**Work to be completed**
Start to finish, copy the data exactly.

Element data from apps and pages
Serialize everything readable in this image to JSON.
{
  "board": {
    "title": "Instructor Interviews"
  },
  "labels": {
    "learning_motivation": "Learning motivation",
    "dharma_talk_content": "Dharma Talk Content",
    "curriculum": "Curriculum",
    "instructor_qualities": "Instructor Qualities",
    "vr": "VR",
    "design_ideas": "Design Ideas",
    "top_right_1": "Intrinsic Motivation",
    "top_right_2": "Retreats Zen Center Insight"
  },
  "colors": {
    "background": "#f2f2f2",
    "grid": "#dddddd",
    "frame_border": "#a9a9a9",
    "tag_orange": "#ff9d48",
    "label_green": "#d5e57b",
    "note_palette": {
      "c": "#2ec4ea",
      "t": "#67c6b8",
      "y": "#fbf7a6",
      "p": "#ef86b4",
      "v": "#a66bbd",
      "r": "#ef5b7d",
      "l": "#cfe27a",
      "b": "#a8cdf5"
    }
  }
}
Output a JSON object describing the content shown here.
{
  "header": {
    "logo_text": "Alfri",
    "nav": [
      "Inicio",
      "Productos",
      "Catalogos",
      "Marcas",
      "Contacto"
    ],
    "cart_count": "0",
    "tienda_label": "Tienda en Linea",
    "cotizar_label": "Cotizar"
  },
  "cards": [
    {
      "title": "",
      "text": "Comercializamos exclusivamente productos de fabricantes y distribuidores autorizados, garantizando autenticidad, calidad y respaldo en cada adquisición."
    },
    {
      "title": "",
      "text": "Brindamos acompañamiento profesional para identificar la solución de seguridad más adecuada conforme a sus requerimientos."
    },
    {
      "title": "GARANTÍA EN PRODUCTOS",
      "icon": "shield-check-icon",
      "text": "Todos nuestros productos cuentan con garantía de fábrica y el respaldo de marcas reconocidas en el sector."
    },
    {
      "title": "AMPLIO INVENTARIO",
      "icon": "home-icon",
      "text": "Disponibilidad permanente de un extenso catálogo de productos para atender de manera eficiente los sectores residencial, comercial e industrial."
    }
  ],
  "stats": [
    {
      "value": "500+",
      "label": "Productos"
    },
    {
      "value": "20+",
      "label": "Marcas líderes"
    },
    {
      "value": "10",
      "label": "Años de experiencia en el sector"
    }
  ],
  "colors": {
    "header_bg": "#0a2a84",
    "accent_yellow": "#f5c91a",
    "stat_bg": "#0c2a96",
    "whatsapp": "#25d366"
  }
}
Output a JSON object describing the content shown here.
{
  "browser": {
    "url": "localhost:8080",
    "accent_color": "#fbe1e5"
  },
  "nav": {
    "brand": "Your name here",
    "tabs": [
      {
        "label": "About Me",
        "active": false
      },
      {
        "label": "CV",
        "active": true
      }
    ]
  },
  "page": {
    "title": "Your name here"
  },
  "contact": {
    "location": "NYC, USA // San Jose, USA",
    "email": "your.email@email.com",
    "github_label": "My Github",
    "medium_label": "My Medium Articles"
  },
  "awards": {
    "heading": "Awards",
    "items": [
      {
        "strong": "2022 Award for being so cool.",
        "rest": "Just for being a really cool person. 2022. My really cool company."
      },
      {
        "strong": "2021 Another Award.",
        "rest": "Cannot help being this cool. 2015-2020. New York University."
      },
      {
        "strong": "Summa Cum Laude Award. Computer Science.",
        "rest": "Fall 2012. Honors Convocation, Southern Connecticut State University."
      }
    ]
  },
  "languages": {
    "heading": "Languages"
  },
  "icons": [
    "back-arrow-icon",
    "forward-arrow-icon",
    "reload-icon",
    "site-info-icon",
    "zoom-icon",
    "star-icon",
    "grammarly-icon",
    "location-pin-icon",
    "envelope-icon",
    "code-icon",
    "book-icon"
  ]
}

**Response below**
Serialize everything readable in this image to JSON.
{
  "board": {
    "title": "Instructor Interviews"
  },
  "labels": {
    "learning_motivation": "Learning motivation",
    "dharma_talk_content": "Dharma Talk Content",
    "curriculum": "Curriculum",
    "instructor_qualities": "Instructor Qualities",
    "vr": "VR",
    "design_ideas": "Design Ideas",
    "top_right_1": "Intrinsic Motivation",
    "top_right_2": "Retreats Zen Center Insight"
  },
  "colors": {
    "background": "#f2f2f2",
    "grid": "#dddddd",
    "frame_border": "#a9a9a9",
    "tag_orange": "#ff9d48",
    "label_green": "#d5e57b",
    "note_palette": {
      "c": "#2ec4ea",
      "t": "#67c6b8",
      "y": "#fbf7a6",
      "p": "#ef86b4",
      "v": "#a66bbd",
      "r": "#ef5b7d",
      "l": "#cfe27a",
      "b": "#a8cdf5"
    }
  }
}
Output a JSON object describing the content shown here.
{
  "header": {
    "logo_text": "Alfri",
    "nav": [
      "Inicio",
      "Productos",
      "Catalogos",
      "Marcas",
      "Contacto"
    ],
    "cart_count": "0",
    "tienda_label": "Tienda en Linea",
    "cotizar_label": "Cotizar"
  },
  "cards": [
    {
      "title": "",
      "text": "Comercializamos exclusivamente productos de fabricantes y distribuidores autorizados, garantizando autenticidad, calidad y respaldo en cada adquisición."
    },
    {
      "title": "",
      "text": "Brindamos acompañamiento profesional para identificar la solución de seguridad más adecuada conforme a sus requerimientos."
    },
    {
      "title": "GARANTÍA EN PRODUCTOS",
      "icon": "shield-check-icon",
      "text": "Todos nuestros productos cuentan con garantía de fábrica y el respaldo de marcas reconocidas en el sector."
    },
    {
      "title": "AMPLIO INVENTARIO",
      "icon": "home-icon",
      "text": "Disponibilidad permanente de un extenso catálogo de productos para atender de manera eficiente los sectores residencial, comercial e industrial."
    }
  ],
  "stats": [
    {
      "value": "500+",
      "label": "Productos"
    },
    {
      "value": "20+",
      "label": "Marcas líderes"
    },
    {
      "value": "10",
      "label": "Años de experiencia en el sector"
    }
  ],
  "colors": {
    "header_bg": "#0a2a84",
    "accent_yellow": "#f5c91a",
    "stat_bg": "#0c2a96",
    "whatsapp": "#25d366"
  }
}
Output a JSON object describing the content shown here.
{
  "browser": {
    "url": "localhost:8080",
    "accent_color": "#fbe1e5"
  },
  "nav": {
    "brand": "Your name here",
    "tabs": [
      {
        "label": "About Me",
        "active": false
      },
      {
        "label": "CV",
        "active": true
      }
    ]
  },
  "page": {
    "title": "Your name here"
  },
  "contact": {
    "location": "NYC, USA // San Jose, USA",
    "email": "your.email@email.com",
    "github_label": "My Github",
    "medium_label": "My Medium Articles"
  },
  "awards": {
    "heading": "Awards",
    "items": [
      {
        "strong": "2022 Award for being so cool.",
        "rest": "Just for being a really cool person. 2022. My really cool company."
      },
      {
        "strong": "2021 Another Award.",
        "rest": "Cannot help being this cool. 2015-2020. New York University."
      },
      {
        "strong": "Summa Cum Laude Award. Computer Science.",
        "rest": "Fall 2012. Honors Convocation, Southern Connecticut State University."
      }
    ]
  },
  "languages": {
    "heading": "Languages"
  },
  "icons": [
    "back-arrow-icon",
    "forward-arrow-icon",
    "reload-icon",
    "site-info-icon",
    "zoom-icon",
    "star-icon",
    "grammarly-icon",
    "location-pin-icon",
    "envelope-icon",
    "code-icon",
    "book-icon"
  ]
}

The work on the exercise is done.